On Monday I want to head down to a film that's on at SOAS in Central London called Dolce Vita Africana. It charts the life, times and pictures of Malian photographer Malick Sidibe. From the 1950s through until the 1970s he caught a generation of young Malians on film celebrating their independence from colonial rule, and then falling under a brutal dictatorship. The film claims to be not only about Sidibe's art, but also about how culture is reflected through the lens - a key consideration of visual anthropologists. The showing has been arranged by Friends of Mali in the UK, and is followed by a Q&A with the director. It begins at 19.00 in the Khalili Theatre, and entrance is FREE.
TUESDAY 15TH APRIL - Faces from different places
Studying cross-cultural comparison and communication is something that anthropologists frequently get up to, which is why the new exhibition by campaigning organisation PhotoVoice should be a good one to attend. 'Side by Side' is a collection of photographs produced by young Israelis and Palestinians who have lost family members in the conflict. The aim of the project was to create a form of visual 'dialogue' between the two groups so that the teenagers would understand each other's point of view at a greater depth. Projects like these often involve anthropologists because of their experience in putting across alternative points of view. The exhibition is being held at The Economist Plaza in Central London until May 1st (open 10.00 until 18.00) and admission is FREE - you can read more about it in an article here.
WEDNESDAY 16TH APRIL - Expand your Horizons
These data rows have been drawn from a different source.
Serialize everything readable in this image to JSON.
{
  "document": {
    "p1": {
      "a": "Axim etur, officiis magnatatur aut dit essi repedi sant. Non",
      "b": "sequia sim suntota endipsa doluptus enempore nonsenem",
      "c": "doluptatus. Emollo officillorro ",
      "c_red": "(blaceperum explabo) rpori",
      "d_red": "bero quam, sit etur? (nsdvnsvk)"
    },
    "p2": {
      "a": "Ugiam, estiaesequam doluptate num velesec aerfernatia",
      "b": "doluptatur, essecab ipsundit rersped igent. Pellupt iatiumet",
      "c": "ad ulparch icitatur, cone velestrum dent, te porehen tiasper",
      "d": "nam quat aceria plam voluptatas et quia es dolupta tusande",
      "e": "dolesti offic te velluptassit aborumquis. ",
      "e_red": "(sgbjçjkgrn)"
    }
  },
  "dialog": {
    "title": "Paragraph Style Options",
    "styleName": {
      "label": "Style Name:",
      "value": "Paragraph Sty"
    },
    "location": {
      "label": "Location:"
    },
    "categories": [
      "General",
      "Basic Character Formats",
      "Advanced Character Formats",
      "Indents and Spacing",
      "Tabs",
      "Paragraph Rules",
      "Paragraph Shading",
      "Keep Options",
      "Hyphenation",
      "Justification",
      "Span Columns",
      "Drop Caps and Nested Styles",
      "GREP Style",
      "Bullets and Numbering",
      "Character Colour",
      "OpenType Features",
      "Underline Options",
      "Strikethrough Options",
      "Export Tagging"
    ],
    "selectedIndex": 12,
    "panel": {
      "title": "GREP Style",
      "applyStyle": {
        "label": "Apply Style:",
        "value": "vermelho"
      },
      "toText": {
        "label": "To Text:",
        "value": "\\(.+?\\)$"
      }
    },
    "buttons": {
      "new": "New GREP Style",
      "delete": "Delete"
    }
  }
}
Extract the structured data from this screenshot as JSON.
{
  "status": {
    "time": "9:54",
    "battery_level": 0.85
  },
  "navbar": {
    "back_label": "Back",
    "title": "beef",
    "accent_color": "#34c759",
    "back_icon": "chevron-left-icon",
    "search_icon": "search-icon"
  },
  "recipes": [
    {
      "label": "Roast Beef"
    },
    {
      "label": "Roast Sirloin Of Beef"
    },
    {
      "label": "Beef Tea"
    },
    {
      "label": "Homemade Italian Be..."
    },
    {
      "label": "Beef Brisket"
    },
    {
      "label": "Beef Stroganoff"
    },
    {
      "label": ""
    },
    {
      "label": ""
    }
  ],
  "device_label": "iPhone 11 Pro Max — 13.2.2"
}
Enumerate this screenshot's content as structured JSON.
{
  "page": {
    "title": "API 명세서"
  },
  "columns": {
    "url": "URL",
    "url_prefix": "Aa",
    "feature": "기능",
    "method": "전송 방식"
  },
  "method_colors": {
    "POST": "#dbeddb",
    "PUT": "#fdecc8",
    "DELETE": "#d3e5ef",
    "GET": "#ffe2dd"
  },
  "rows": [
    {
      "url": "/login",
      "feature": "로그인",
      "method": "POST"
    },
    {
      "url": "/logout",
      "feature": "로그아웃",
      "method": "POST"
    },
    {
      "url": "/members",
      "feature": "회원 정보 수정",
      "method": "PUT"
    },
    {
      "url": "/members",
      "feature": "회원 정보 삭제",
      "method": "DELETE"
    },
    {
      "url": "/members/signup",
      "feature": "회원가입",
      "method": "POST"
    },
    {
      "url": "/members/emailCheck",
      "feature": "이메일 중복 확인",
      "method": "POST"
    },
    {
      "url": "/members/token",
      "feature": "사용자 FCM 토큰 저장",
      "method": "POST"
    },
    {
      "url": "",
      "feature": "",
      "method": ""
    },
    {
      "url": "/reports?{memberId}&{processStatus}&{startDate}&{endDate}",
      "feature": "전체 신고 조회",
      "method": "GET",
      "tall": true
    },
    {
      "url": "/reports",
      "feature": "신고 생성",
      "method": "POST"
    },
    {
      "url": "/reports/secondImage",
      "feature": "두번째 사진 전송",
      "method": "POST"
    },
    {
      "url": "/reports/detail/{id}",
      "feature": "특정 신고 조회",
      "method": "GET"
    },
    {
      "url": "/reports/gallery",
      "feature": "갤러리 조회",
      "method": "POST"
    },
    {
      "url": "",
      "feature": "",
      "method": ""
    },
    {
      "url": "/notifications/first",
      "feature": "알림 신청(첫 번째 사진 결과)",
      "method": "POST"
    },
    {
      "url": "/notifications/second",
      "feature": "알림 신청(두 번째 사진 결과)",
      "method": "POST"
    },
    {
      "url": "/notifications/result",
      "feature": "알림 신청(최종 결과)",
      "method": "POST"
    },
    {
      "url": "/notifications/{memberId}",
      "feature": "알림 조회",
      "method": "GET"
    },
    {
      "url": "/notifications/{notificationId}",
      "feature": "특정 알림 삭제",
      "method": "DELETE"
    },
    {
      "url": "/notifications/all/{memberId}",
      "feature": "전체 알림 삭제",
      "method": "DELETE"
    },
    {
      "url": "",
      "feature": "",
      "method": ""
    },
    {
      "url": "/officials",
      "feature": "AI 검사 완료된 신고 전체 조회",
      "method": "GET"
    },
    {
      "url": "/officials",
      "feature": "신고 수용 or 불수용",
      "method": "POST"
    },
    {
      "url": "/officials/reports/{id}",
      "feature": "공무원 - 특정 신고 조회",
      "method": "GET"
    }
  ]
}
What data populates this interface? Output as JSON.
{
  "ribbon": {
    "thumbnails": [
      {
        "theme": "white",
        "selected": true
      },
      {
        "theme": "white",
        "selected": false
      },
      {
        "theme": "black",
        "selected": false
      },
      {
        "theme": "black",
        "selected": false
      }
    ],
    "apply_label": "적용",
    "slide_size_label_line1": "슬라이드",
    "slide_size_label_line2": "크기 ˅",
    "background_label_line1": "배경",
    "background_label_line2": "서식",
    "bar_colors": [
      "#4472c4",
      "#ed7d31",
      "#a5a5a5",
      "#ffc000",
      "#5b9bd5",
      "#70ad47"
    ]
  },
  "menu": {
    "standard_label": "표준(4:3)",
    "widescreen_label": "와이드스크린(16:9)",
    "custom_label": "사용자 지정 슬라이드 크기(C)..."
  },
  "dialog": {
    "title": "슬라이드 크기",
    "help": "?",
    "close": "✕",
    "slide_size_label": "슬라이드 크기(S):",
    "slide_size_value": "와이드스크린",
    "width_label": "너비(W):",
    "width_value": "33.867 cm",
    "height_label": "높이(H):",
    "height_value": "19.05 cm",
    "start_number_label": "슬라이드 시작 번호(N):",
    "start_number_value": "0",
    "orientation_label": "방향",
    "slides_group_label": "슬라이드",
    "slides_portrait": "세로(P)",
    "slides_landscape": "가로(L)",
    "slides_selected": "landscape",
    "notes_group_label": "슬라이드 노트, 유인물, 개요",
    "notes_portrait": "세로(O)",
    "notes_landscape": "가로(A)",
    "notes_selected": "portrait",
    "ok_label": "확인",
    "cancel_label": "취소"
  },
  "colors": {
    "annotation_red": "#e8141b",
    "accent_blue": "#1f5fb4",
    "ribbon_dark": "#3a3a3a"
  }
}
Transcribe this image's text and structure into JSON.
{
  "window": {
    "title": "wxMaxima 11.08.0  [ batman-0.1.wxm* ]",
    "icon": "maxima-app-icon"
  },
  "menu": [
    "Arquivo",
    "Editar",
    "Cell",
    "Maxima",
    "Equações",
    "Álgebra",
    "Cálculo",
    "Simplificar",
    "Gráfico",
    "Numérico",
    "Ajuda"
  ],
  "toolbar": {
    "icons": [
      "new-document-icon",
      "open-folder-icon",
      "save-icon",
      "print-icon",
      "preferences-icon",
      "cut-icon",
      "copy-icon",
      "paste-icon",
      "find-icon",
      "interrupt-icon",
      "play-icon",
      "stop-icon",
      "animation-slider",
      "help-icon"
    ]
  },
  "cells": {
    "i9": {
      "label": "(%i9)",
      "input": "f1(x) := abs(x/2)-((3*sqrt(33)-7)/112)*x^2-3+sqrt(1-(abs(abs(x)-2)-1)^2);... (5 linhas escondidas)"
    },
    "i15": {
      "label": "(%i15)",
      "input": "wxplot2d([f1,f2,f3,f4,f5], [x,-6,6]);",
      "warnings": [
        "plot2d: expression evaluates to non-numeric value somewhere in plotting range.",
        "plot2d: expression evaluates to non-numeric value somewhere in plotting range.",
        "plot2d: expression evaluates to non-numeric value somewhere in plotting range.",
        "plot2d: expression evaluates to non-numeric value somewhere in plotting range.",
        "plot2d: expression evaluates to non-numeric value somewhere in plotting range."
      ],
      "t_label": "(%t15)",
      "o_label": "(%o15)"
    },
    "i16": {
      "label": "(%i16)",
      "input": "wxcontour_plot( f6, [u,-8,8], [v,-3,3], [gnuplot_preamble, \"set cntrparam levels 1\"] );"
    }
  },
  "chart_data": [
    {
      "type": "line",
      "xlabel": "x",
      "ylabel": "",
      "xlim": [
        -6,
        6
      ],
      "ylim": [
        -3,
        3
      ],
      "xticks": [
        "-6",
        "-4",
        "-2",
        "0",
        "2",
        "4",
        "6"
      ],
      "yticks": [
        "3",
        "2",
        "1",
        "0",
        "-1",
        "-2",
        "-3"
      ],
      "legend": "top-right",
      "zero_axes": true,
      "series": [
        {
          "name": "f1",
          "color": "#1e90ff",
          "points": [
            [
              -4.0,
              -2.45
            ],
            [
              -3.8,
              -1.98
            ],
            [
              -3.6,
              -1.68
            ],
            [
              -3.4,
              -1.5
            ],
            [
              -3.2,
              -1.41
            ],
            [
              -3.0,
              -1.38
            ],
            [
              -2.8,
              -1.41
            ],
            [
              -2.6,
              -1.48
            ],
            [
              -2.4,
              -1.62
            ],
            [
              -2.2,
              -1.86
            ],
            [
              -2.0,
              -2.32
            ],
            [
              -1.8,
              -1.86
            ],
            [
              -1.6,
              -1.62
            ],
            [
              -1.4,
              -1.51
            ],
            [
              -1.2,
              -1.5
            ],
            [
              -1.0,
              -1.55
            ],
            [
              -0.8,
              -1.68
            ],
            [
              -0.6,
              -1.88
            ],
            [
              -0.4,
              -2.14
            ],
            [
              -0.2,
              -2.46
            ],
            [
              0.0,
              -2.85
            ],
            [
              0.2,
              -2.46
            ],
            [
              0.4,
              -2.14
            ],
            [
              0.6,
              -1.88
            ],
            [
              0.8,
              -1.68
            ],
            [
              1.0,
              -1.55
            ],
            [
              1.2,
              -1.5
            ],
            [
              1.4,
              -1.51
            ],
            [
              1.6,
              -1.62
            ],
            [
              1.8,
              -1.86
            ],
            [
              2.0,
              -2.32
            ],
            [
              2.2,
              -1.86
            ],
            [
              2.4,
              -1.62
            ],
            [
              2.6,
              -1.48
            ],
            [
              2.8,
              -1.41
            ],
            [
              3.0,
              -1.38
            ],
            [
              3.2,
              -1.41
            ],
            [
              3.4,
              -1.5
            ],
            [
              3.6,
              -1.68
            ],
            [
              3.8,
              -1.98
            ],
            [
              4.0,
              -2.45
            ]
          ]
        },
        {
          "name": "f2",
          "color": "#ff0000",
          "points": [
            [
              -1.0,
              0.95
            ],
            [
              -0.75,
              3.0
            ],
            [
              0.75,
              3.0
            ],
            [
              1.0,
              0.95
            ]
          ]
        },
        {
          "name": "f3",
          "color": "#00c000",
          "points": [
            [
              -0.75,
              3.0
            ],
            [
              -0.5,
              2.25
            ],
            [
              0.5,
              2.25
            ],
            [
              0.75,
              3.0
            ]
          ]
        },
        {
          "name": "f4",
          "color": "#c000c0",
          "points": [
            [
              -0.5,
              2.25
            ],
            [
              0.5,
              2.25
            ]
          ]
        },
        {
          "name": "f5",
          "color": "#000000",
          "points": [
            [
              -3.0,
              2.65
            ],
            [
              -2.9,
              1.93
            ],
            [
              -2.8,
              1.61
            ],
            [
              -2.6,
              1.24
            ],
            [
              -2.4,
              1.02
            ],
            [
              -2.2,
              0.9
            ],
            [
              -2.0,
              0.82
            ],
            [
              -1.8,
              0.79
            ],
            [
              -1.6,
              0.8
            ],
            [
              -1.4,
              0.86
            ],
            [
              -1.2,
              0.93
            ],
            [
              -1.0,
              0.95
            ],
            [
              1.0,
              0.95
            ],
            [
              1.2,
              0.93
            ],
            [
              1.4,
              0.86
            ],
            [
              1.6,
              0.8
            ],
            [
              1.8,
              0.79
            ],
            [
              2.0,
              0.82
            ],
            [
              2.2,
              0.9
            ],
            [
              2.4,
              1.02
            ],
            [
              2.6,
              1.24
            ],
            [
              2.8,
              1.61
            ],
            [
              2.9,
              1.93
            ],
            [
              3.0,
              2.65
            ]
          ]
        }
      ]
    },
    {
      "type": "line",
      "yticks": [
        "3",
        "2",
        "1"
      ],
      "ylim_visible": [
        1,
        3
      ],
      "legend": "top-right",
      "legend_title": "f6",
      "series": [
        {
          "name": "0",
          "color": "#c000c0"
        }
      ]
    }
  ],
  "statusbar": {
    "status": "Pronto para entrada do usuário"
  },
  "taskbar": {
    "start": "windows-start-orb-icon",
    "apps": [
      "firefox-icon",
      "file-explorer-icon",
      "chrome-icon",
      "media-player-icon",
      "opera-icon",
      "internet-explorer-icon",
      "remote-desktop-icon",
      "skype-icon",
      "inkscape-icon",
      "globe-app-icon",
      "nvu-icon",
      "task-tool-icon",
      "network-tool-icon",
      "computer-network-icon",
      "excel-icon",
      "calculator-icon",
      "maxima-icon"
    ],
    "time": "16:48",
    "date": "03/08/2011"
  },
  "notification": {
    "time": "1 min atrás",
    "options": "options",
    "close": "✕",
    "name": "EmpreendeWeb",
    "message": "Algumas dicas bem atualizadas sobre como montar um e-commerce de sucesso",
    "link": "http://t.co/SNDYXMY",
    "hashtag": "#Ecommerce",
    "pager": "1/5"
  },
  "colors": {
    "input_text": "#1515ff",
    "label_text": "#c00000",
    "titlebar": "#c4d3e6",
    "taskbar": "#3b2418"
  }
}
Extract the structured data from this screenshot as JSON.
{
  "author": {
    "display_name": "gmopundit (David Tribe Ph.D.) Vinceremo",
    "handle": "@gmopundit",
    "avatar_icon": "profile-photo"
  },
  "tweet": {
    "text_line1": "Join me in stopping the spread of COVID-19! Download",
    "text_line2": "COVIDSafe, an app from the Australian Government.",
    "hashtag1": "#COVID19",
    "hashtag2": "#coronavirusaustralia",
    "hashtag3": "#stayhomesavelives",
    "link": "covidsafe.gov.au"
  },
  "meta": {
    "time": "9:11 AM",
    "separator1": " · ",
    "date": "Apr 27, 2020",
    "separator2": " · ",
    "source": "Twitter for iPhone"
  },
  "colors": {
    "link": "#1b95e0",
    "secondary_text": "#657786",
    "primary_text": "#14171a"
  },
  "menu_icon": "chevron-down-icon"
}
University Open Days are often the best opportunity to find out about the variety of different courses on offer at a college - you can talk to academics, current students and admissions tutors. Today, I'll be back down at the School of Oriental and African Studies, or SOAS, in London to look into their anthropology options, which include specialisms in the anthropology of food, development, media and migration - you can find out more about ALL the modules available here. The open day runs from 11.00 until 17.00 in the Brunei Gallery and includes a tour of the campus. To book a place, call the admissions office on 020 7898 4034 or email email@example.com